While there is an obvious systemic disconnect, I’m not about to suggest that I know how to fix our nation’s murder problem. We don’t have to look much further than our own streets to realize the issue goes much deeper than enforcing rules and making restrictions. We have stop signs and speed limits, but the majority of us speed and roll through stops daily. Clearly, placing tighter restrictions or banning guns altogether is not going to solve our murder epidemic. But, at the same time, I have yet to find a single reason why one person needs a stockpile of guns and ammunition. The mere fact that this was the case with the Las Vegas shooter screams complacency in our society when it comes to weapons, violence and terror.
I’ve noticed that most Americans fall into one of four categories when it comes to weapons: 1) I don’t own weapons so I don’t have a say in how they are managed; 2) I don’t own weapons and therefore no one else should either; 3) I own weapons, but I only target shoot and/or hunt; 4) I own weapons so I can protect what is mine, my family and my land. If we dig beyond our own opinion on guns, and consider the root of our murder atrocity, we’ll see that every one of these categories affords our world tremendous damage. While I wholeheartedly agree that we need a much more effective gun control system, I don’t believe that’s the sole issue. If we were to eliminate all guns, we’d simply find other ways to carry out the atrocities that linger in our minds. And that’s where I believe we need to focus -- on every human psyche and soul. The question becomes, “Why are we so willing to kill one another?” Seriously, why?
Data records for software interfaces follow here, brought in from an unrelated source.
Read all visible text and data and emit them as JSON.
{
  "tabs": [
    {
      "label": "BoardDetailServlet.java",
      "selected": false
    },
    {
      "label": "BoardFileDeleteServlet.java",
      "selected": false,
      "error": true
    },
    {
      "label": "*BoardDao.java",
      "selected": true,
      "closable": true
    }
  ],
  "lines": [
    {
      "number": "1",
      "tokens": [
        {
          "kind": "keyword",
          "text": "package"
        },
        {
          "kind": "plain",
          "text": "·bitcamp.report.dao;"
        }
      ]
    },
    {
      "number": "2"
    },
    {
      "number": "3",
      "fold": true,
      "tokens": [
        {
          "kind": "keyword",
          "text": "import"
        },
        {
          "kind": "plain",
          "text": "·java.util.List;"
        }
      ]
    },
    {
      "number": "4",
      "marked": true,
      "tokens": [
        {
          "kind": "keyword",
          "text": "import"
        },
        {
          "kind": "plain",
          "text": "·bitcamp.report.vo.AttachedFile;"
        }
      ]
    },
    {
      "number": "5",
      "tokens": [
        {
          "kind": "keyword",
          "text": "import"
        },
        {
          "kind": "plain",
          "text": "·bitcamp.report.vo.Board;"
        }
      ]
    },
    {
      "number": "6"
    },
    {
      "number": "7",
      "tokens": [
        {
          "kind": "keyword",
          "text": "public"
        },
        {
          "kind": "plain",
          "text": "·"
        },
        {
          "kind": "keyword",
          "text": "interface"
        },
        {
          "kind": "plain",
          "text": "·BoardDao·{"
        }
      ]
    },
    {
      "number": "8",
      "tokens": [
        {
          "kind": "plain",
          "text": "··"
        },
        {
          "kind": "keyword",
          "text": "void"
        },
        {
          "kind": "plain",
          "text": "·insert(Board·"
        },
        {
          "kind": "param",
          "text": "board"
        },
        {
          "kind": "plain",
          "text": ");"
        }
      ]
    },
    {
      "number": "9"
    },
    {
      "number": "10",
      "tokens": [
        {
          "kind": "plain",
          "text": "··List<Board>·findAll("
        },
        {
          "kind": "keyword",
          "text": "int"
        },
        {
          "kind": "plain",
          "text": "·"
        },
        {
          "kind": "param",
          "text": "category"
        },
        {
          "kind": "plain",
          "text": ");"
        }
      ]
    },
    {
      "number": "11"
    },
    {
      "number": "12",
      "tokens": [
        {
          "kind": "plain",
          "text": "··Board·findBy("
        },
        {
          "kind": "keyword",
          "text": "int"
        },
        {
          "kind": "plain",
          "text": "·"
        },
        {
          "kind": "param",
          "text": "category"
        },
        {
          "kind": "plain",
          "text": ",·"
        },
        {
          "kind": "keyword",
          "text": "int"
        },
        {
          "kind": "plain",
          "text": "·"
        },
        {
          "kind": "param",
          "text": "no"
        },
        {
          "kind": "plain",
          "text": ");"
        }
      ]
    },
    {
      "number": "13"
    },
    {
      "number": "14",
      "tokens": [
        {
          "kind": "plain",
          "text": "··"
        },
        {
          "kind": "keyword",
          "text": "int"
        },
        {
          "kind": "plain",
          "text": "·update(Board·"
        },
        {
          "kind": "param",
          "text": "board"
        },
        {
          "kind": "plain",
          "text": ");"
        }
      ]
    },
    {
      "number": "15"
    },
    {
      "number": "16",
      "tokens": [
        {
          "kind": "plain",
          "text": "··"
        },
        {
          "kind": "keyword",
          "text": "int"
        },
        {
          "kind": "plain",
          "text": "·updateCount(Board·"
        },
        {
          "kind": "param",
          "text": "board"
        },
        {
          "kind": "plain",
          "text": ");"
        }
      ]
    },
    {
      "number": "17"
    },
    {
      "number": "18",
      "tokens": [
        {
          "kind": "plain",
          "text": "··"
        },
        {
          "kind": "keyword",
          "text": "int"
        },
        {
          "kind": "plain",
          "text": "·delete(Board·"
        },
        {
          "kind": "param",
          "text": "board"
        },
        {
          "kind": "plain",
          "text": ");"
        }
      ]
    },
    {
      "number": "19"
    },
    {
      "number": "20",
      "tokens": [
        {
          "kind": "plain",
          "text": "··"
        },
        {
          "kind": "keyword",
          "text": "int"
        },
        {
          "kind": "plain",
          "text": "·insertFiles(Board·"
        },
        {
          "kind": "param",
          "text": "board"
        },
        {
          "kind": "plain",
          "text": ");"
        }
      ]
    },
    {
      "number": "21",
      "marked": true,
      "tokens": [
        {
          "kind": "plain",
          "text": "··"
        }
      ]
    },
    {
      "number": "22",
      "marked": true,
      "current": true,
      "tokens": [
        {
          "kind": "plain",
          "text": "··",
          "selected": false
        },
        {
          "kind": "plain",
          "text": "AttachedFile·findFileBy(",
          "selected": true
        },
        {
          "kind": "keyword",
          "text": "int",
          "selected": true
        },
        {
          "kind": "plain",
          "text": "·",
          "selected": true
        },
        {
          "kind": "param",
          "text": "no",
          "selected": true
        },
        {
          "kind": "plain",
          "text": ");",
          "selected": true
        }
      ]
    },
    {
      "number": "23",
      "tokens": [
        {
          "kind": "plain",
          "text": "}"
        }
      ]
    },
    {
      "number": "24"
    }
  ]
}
If we live with a deranged mindset that the world must revolve around our own personal opinions, attitudes and interests, then of course, we have no qualms about eradicating the dignity and rights of another life. We may not like it, but our world is in dire need of us thinking beyond ourselves. Strapping on our holsters and proudly displaying our permit-to-carry isn’t good enough. Dedicating our home as a gun-free zone isn’t good enough. Blaming the mentally ill without ever educating ourselves on mental illness isn’t good enough. Clicking the sad-face emoji and offering our thoughts and prayers for victims of violence and terror isn’t good enough. We need to move beyond complacency and wrestle, daily, with everything that affects another human life. Just as we regularly change our constitution to reflect our changing society and its progression and needs, we need to change our attitude. My goodness, it’s time for us to wake up and see what is happening on our soil, and make people’s well-being our priority. If one failed shoe bomb results in all people removing their shoes before boarding a plane, then by all means, any infringement on another’s life must result in our sincere attempt to effect change. In a matter of 12 hours, what is holy is overshadowed by what is evil. It’s time to be better than that.